Friday, June 03, 2011

Blogging Towards Sunday,  June 5
John 17:1-11 | Community

This prayer of Jesus, at the conclusion of John's gospel story of his life and relationships, is for unity among those that he calls his community in his day and in days to come.  As I thought about community in the text, in my life and it's changing implications in our urban, multicultural, technologically-flavored city characterized first and foremost by its diversity I wondered at the current definition of COMMUNITY:  according to wikipedia it's:

In biological terms, a community is a group of interacting organisms sharing a populated environment. In humancommunities, intentbeliefresourcespreferencesneedsrisks, and a number of other conditions may be present and common, affecting the identity of the participants and their degree of cohesiveness.
In sociology, the concept of community has led to significant debate, and sociologists are yet to reach agreement on a definition of the term. There were ninety-four discrete definitions of the term by the mid-1950s.[1] Traditionally a "community" has been defined as a group of interacting people living in a common location. The word is often used to refer to a group that is organized around common values and is attributed with social cohesion within a shared geographical location, generally in social units larger than a household. The word can also refer to the national community or international community.
The word "community" is derived from the Old French communité which is derived from the Latin communitas (cum, "with/together" + munus, "gift"), a broad term for fellowship or organized society.[2]
Since the advent of the Internet, the concept of community no longer has geographical limitations, as people can now virtually gather in an online community and share common interests regardless of physical location.
I find that the word "church" no longer has much concrete meaning for people when I talk about faith.  For many it evokes a limited perspective of morality, a tradition-preserving club, or buildings we drive by without stopping.  Faith Community or Community of Faith, seem to be words that speak more to our current context.  I'm struck by the idea of community as a group of people together, with each other sharing a common gift.  It's the togetherness that's a gift.  As well as a gift of commonality that brings togetherness.

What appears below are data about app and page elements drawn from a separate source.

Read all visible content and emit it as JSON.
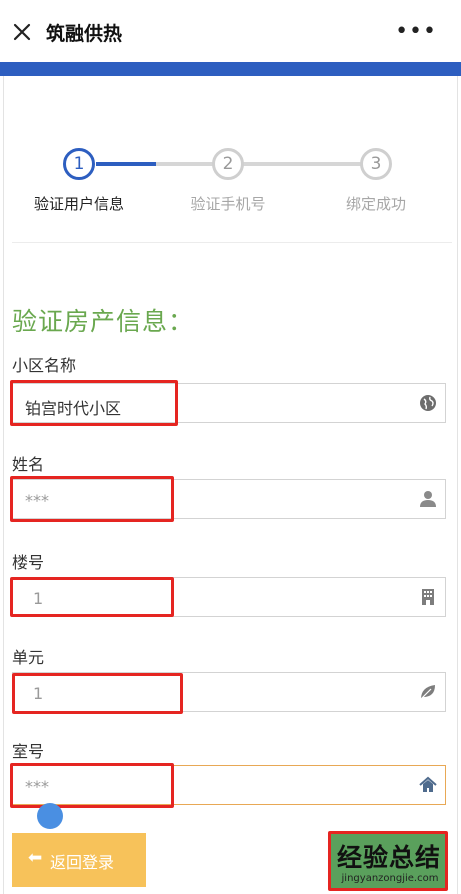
{
  "titlebar": {
    "title": "筑融供热",
    "more": "•••"
  },
  "steps": [
    {
      "num": "1",
      "label": "验证用户信息",
      "active": true
    },
    {
      "num": "2",
      "label": "验证手机号",
      "active": false
    },
    {
      "num": "3",
      "label": "绑定成功",
      "active": false
    }
  ],
  "form": {
    "heading": "验证房产信息：",
    "community": {
      "label": "小区名称",
      "value": "铂宫时代小区",
      "icon": "globe-icon"
    },
    "name": {
      "label": "姓名",
      "value": "***",
      "icon": "user-icon"
    },
    "building": {
      "label": "楼号",
      "value": "1",
      "icon": "building-icon"
    },
    "unit": {
      "label": "单元",
      "value": "1",
      "icon": "leaf-icon"
    },
    "room": {
      "label": "室号",
      "value": "***",
      "icon": "home-icon"
    }
  },
  "buttons": {
    "back_label": "返回登录",
    "back_arrow": "⬅"
  },
  "watermark": {
    "main": "经验总结",
    "sub": "jingyanzongjie.com"
  },
  "colors": {
    "brand_blue": "#2d5ec0",
    "heading_green": "#6aa84f",
    "back_button": "#f7c25a",
    "submit_button": "#5aa05c",
    "highlight_red": "#e52521"
  }
}
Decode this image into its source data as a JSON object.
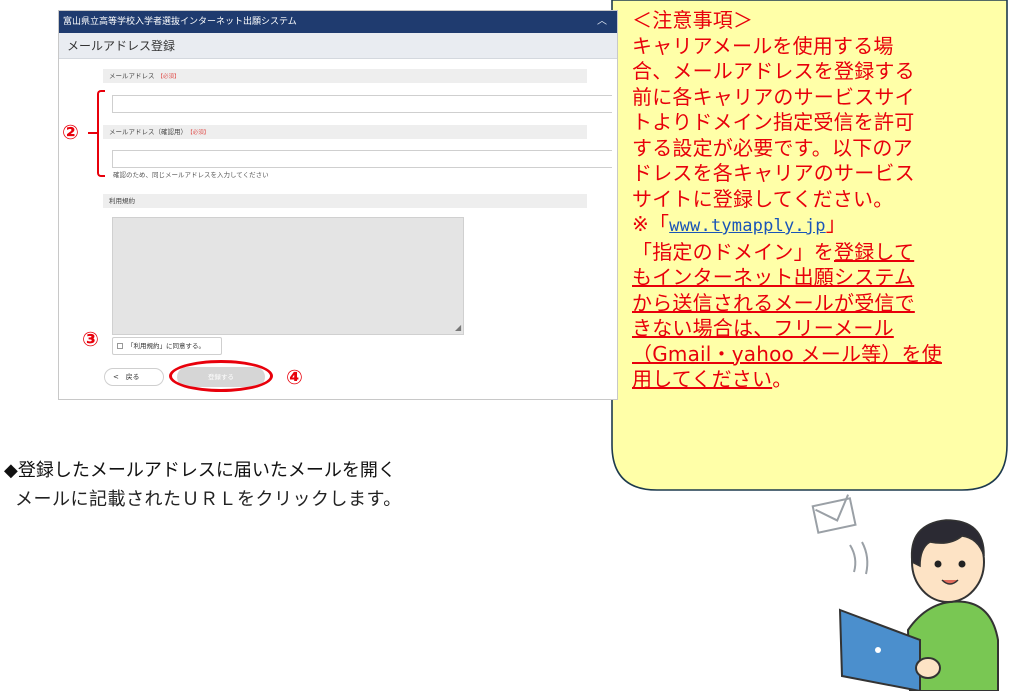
{
  "system": {
    "title": "富山県立高等学校入学者選抜インターネット出願システム",
    "menu_icon": "chevron-icon"
  },
  "page": {
    "heading": "メールアドレス登録"
  },
  "form": {
    "email_label": "メールアドレス",
    "email_confirm_label": "メールアドレス（確認用）",
    "required_badge": "【必須】",
    "email_value": "",
    "email_confirm_value": "",
    "confirm_hint": "確認のため、同じメールアドレスを入力してください",
    "terms_label": "利用規約",
    "terms_text": "",
    "agree_label": "「利用規約」に同意する。",
    "back_label": "戻る",
    "back_glyph": "<",
    "register_label": "登録する"
  },
  "annotations": {
    "marker2": "②",
    "marker3": "③",
    "marker4": "④",
    "accent_color": "#e8000b"
  },
  "notice": {
    "heading": "＜注意事項＞",
    "lines": [
      "キャリアメールを使用する場",
      "合、メールアドレスを登録する",
      "前に各キャリアのサービスサイ",
      "トよりドメイン指定受信を許可",
      "する設定が必要です。以下のア",
      "ドレスを各キャリアのサービス",
      "サイトに登録してください。"
    ],
    "domain_prefix": "※「",
    "domain": "www.tymapply.jp",
    "domain_suffix": "」",
    "warn_prefix": "「指定のドメイン」を",
    "warn_lines": [
      "登録して",
      "もインターネット出願システム",
      "から送信されるメールが受信で",
      "きない場合は、フリーメール",
      "（Gmail・yahoo メール等）を使",
      "用してください"
    ],
    "warn_end": "。"
  },
  "step": {
    "heading": "◆登録したメールアドレスに届いたメールを開く",
    "body": "メールに記載されたＵＲＬをクリックします。"
  },
  "illustration": {
    "icon": "person-with-laptop-mail-icon"
  }
}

So how is the church a community then?  I think of life here in Oakland where church can often be experienced as a social club, a place where we expect one thing and settle for another, where we continue traditions without necessarily knowing why, where we meet people that we wouldn't meet elsewhere.  It's that final thing that strikes me.   A community of faith is one where we encounter one another because of the gift that we have encountered in knowing Jesus of Nazareth, because of our common experience of the divine through his story, presence and a relationship with him.  In an age where we are divided from one another in new ways: by technology that keeps us connected while it can simultaneously isolate us, a growing division between flats and hills schools and property values, a radical transformation of the ethnic boundaries and characteristics of Oakland, an emerging affirmation that we have to all impact our city for good rather than waiting for some bureaucracy to do it - it's quite revolutionary to experience church as a community of people together gathered by the gift of grace.  That's what church is meant to be - the community of followers of Jesus - a living group of people from the hills to the flats and in between, brought together with their differences, not simply to change the world, but to challenge the world.

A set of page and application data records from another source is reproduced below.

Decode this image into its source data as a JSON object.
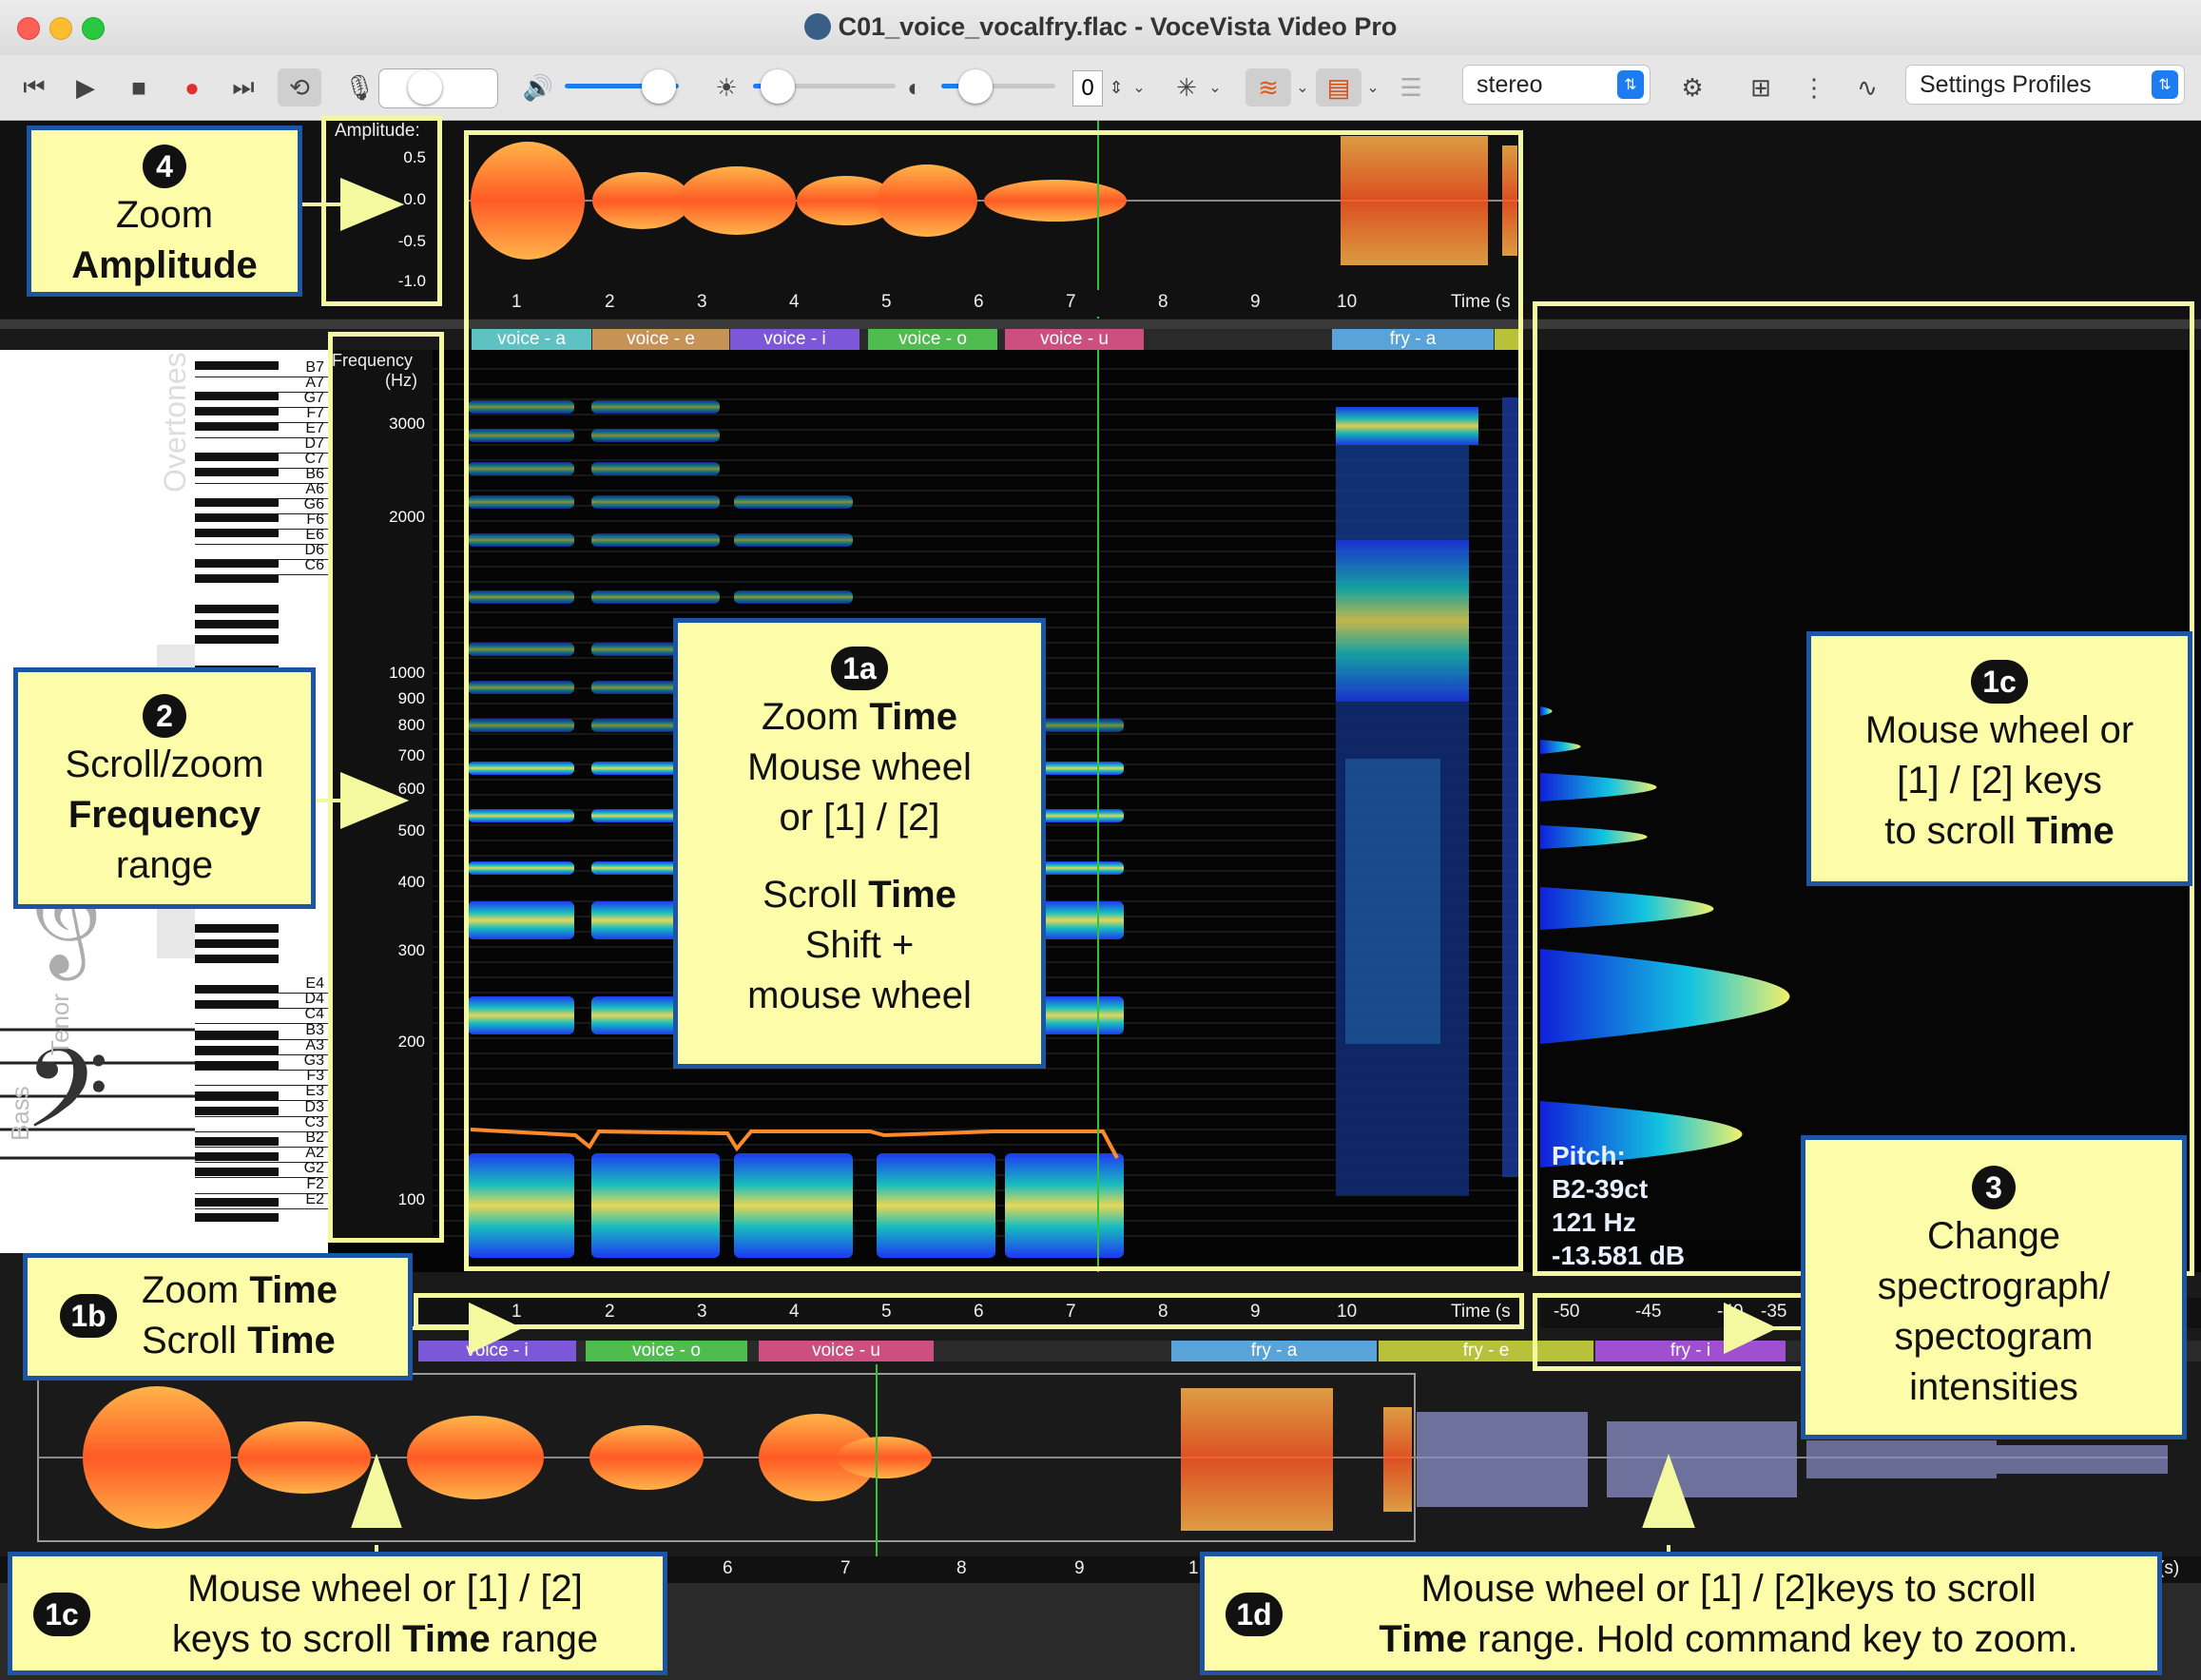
{
  "window": {
    "title": "C01_voice_vocalfry.flac - VoceVista Video Pro"
  },
  "toolbar": {
    "number_value": "0",
    "channel_select": "stereo",
    "settings_profiles": "Settings Profiles"
  },
  "amplitude_axis": {
    "label": "Amplitude:",
    "ticks": [
      "0.5",
      "0.0",
      "-0.5",
      "-1.0"
    ]
  },
  "frequency_axis": {
    "label_line1": "Frequency",
    "label_line2": "(Hz)",
    "ticks": [
      "3000",
      "2000",
      "1000",
      "900",
      "800",
      "700",
      "600",
      "500",
      "400",
      "300",
      "200",
      "100"
    ]
  },
  "time_axis": {
    "ticks": [
      "1",
      "2",
      "3",
      "4",
      "5",
      "6",
      "7",
      "8",
      "9",
      "10"
    ],
    "unit": "Time (s"
  },
  "lower_time_axis": {
    "ticks": [
      "6",
      "7",
      "8",
      "9",
      "1"
    ],
    "unit": "(s)"
  },
  "spectrum_axis": {
    "ticks": [
      "-50",
      "-45",
      "-40",
      "-35"
    ]
  },
  "segments_top": [
    "voice - a",
    "voice - e",
    "voice - i",
    "voice - o",
    "voice - u",
    "fry - a"
  ],
  "segments_lower": [
    "voice - i",
    "voice - o",
    "voice - u",
    "fry - a",
    "fry - e",
    "fry - i"
  ],
  "keyboard_notes": [
    "B7",
    "A7",
    "G7",
    "F7",
    "E7",
    "D7",
    "C7",
    "B6",
    "A6",
    "G6",
    "F6",
    "E6",
    "D6",
    "C6",
    "E4",
    "D4",
    "C4",
    "B3",
    "A3",
    "G3",
    "F3",
    "E3",
    "D3",
    "C3",
    "B2",
    "A2",
    "G2",
    "F2",
    "E2"
  ],
  "staff_labels": {
    "overtones": "Overtones",
    "tenor": "Tenor",
    "bass": "Bass"
  },
  "pitch_readout": {
    "label": "Pitch:",
    "note": "B2-39ct",
    "freq": "121 Hz",
    "level": "-13.581 dB"
  },
  "callouts": {
    "c4": {
      "badge": "4",
      "line1": "Zoom",
      "line2": "Amplitude"
    },
    "c2": {
      "badge": "2",
      "line1": "Scroll/zoom",
      "line2": "Frequency",
      "line3": "range"
    },
    "c1a": {
      "badge": "1a",
      "l1a": "Zoom ",
      "l1b": "Time",
      "l2": "Mouse wheel",
      "l3": "or [1] / [2]",
      "l4a": "Scroll ",
      "l4b": "Time",
      "l5": "Shift +",
      "l6": "mouse wheel"
    },
    "c1c_right": {
      "badge": "1c",
      "l1": "Mouse wheel or",
      "l2": "[1] / [2] keys",
      "l3a": "to scroll ",
      "l3b": "Time"
    },
    "c1b": {
      "badge": "1b",
      "l1a": "Zoom ",
      "l1b": "Time",
      "l2a": "Scroll ",
      "l2b": "Time"
    },
    "c3": {
      "badge": "3",
      "l1": "Change",
      "l2": "spectrograph/",
      "l3": "spectogram",
      "l4": "intensities"
    },
    "c1c_bottom": {
      "badge": "1c",
      "l1": "Mouse wheel or [1] / [2]",
      "l2a": "keys to scroll ",
      "l2b": "Time",
      "l2c": " range"
    },
    "c1d": {
      "badge": "1d",
      "l1": "Mouse wheel or [1] / [2]keys to scroll",
      "l2a": "Time",
      "l2b": " range. Hold command key to zoom."
    }
  },
  "colors": {
    "callout_bg": "#fcfca9",
    "callout_border": "#1b55a3",
    "highlight": "#f4f9a0",
    "waveform": "#ff6a2a",
    "accent": "#1e7cf2"
  }
}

1 comment:

Gene said...

The thing about community is we're all similar, and we're all different. Even with a limited scope of: Christians, who attend College Avenue Presbyterian in Oakland, there are differences in people's experiences, beliefs, etc.

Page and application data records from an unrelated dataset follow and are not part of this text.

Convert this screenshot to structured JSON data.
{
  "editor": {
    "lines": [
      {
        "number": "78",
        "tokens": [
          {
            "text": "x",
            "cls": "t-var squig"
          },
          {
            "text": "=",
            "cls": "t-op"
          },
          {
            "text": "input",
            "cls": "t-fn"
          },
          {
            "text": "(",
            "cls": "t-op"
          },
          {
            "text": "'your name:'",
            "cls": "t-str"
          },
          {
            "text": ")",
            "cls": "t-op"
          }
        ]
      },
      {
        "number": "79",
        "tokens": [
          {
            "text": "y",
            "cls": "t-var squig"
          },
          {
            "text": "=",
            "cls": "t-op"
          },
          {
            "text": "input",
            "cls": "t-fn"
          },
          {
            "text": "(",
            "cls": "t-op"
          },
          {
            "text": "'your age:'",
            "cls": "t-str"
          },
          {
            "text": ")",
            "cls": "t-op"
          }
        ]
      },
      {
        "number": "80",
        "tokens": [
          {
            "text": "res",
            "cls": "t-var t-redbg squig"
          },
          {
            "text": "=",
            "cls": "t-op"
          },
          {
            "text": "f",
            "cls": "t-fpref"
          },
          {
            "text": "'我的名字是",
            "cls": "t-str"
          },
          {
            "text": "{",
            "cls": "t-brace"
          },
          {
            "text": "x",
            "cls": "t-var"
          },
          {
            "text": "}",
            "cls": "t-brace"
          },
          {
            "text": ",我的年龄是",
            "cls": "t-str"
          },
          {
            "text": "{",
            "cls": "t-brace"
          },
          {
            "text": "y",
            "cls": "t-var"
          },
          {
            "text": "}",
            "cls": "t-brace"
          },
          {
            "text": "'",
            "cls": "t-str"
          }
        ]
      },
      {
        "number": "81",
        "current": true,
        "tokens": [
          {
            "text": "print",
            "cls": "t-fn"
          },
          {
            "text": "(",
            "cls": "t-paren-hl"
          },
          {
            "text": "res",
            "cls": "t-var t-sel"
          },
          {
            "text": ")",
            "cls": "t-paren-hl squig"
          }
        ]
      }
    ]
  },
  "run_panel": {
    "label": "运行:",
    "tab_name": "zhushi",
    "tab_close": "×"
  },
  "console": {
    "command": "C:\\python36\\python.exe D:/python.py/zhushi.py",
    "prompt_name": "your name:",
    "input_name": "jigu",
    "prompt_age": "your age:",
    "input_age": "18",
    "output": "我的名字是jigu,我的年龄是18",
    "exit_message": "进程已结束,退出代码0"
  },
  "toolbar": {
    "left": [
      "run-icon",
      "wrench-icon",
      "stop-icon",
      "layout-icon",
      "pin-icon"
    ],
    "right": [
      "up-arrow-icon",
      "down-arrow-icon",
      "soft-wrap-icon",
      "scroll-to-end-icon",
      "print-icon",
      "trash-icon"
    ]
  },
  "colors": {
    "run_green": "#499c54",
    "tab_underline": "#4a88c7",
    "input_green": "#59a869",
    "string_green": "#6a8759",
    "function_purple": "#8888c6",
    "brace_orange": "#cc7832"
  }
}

But for Christians at least, the two commandments are: love God, and love your neighbor. And everyone is your neighbor.